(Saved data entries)
- - - -
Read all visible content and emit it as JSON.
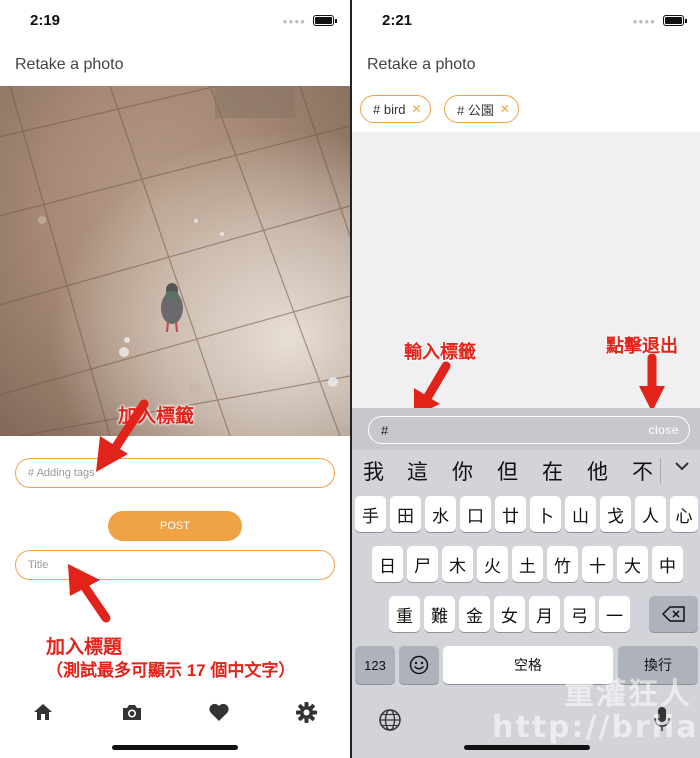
{
  "left": {
    "status": {
      "time": "2:19"
    },
    "nav_title": "Retake a photo",
    "tags_placeholder": "# Adding tags",
    "post_label": "POST",
    "title_placeholder": "Title",
    "tabs": [
      "home-icon",
      "camera-icon",
      "heart-icon",
      "gear-icon"
    ],
    "annotations": {
      "add_tags": "加入標籤",
      "add_title": "加入標題",
      "title_note": "（測試最多可顯示 17 個中文字）"
    }
  },
  "right": {
    "status": {
      "time": "2:21"
    },
    "nav_title": "Retake a photo",
    "chips": [
      {
        "label": "# bird"
      },
      {
        "label": "# 公園"
      }
    ],
    "input_prefix": "#",
    "close_label": "close",
    "annotations": {
      "input_tags": "輸入標籤",
      "tap_to_exit": "點擊退出"
    },
    "candidates": [
      "我",
      "這",
      "你",
      "但",
      "在",
      "他",
      "不"
    ],
    "keyboard": {
      "row1": [
        "手",
        "田",
        "水",
        "口",
        "廿",
        "卜",
        "山",
        "戈",
        "人",
        "心"
      ],
      "row2": [
        "日",
        "尸",
        "木",
        "火",
        "土",
        "竹",
        "十",
        "大",
        "中"
      ],
      "row3": [
        "重",
        "難",
        "金",
        "女",
        "月",
        "弓",
        "一"
      ],
      "num_key": "123",
      "space_key": "空格",
      "return_key": "換行"
    },
    "icons": [
      "backspace-icon",
      "emoji-icon",
      "globe-icon",
      "microphone-icon",
      "chevron-down-icon"
    ]
  },
  "watermark": "重灌狂人 http://briian.com",
  "colors": {
    "accent": "#f0a346",
    "annotation": "#e2231a",
    "keyboard_bg": "#d2d4d9"
  }
}
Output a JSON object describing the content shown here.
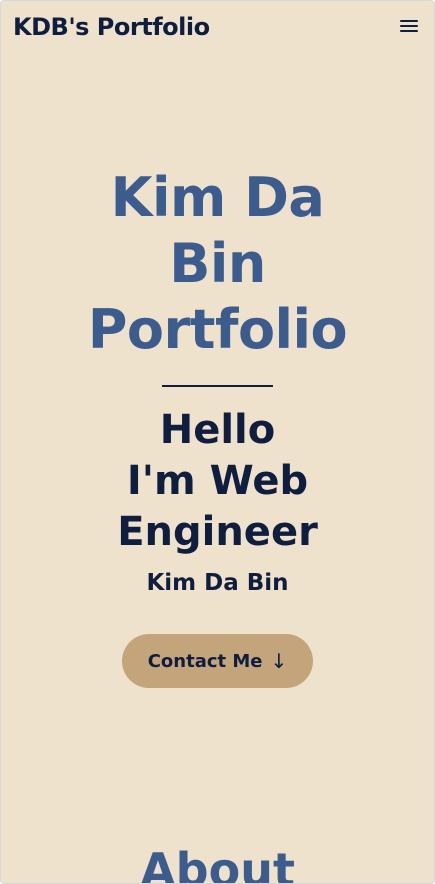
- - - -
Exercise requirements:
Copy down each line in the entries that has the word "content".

Output:
Read all visible content and emit it as JSON.
Output a JSON object describing the content shown here.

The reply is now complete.